  1. Morselli, L., Leproult, R., Balbo, M., & Spiegel, K. (2010). Role of sleep duration in the regulation of glucose metabolism and appetite. Best Practice & Research Clinical Endocrinology & Metabolism, 24(5), 687–702. https://doi.org/10.1016/j.beem.2010.07.005 https://www.ncbi.nlm.nih.gov/pmc/articles/PMC3018785/

 

  1. Reilly, T., & Piercy, M. (1994). The effect of partial sleep deprivation on weight-lifting performance. Ergonomics, 37(1), 107–115. https://doi.org/10.1080/00140139408963628 https://www.tandfonline.com/doi/abs/10.1080/00140139408963628

 

  1. Knowles, O. E., Drinkwater, E. J., Urwin, C. S., Lamon, S., & Aisbett, B. (2018). Inadequate sleep and muscle strength: Implications for resistance training.
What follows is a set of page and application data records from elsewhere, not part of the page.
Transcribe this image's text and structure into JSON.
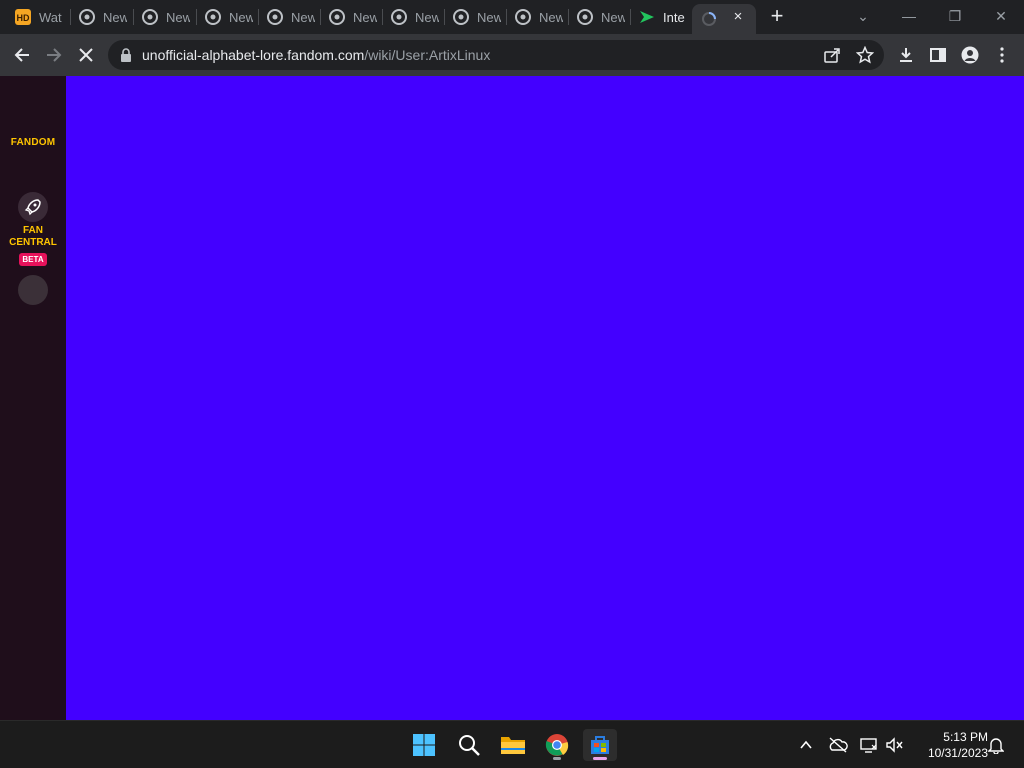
{
  "tabs": [
    {
      "label": "Wat",
      "icon": "hd-icon"
    },
    {
      "label": "New",
      "icon": "chrome-icon"
    },
    {
      "label": "New",
      "icon": "chrome-icon"
    },
    {
      "label": "New",
      "icon": "chrome-icon"
    },
    {
      "label": "New",
      "icon": "chrome-icon"
    },
    {
      "label": "New",
      "icon": "chrome-icon"
    },
    {
      "label": "New",
      "icon": "chrome-icon"
    },
    {
      "label": "New",
      "icon": "chrome-icon"
    },
    {
      "label": "New",
      "icon": "chrome-icon"
    },
    {
      "label": "New",
      "icon": "chrome-icon"
    },
    {
      "label": "Inte",
      "icon": "green-arrow-icon"
    }
  ],
  "active_tab": {
    "label": "",
    "icon": "loading-spinner-icon",
    "close": "×"
  },
  "new_tab_label": "+",
  "window_controls": {
    "dropdown": "⌄",
    "minimize": "—",
    "restore": "❐",
    "close": "✕"
  },
  "address": {
    "domain": "unofficial-alphabet-lore.fandom.com",
    "path": "/wiki/User:ArtixLinux"
  },
  "fandom": {
    "logo": "FANDOM",
    "fan_central_line1": "FAN",
    "fan_central_line2": "CENTRAL",
    "beta": "BETA"
  },
  "colors": {
    "page_background": "#4300ff",
    "rail_background": "#1f0e1b",
    "fandom_yellow": "#ffc500",
    "beta_pink": "#e6125b"
  },
  "taskbar": {
    "apps": [
      "windows-start-icon",
      "search-icon",
      "file-explorer-icon",
      "chrome-icon",
      "microsoft-store-icon"
    ]
  },
  "clock": {
    "time": "5:13 PM",
    "date": "10/31/2023"
  }
}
Journal of Science and Medicine in Sport, 21(9), 959–968. https://doi.org/10.1016/j.jsams.2018.01.012 https://pubmed.ncbi.nlm.nih.gov/29422383/

 

  1. Patrick, Y., Lee, A., Raha, O., Pillai, K., Gupta, S., Sethi, S., Mukeshimana, F., Gerard, L., Moghal, M. U., Saleh, S. N., Smith, S. F., Morrell, M. J., & Moss, J. (2017). Effects of sleep deprivation on cognitive and physical performance in university students. Sleep Medicine, 40. https://doi.org/10.1016/j.sleep.2017.11.533 https://www.ncbi.nlm.nih.gov/pmc/articles/PMC5489575/

 

All images were taken from unsplash.com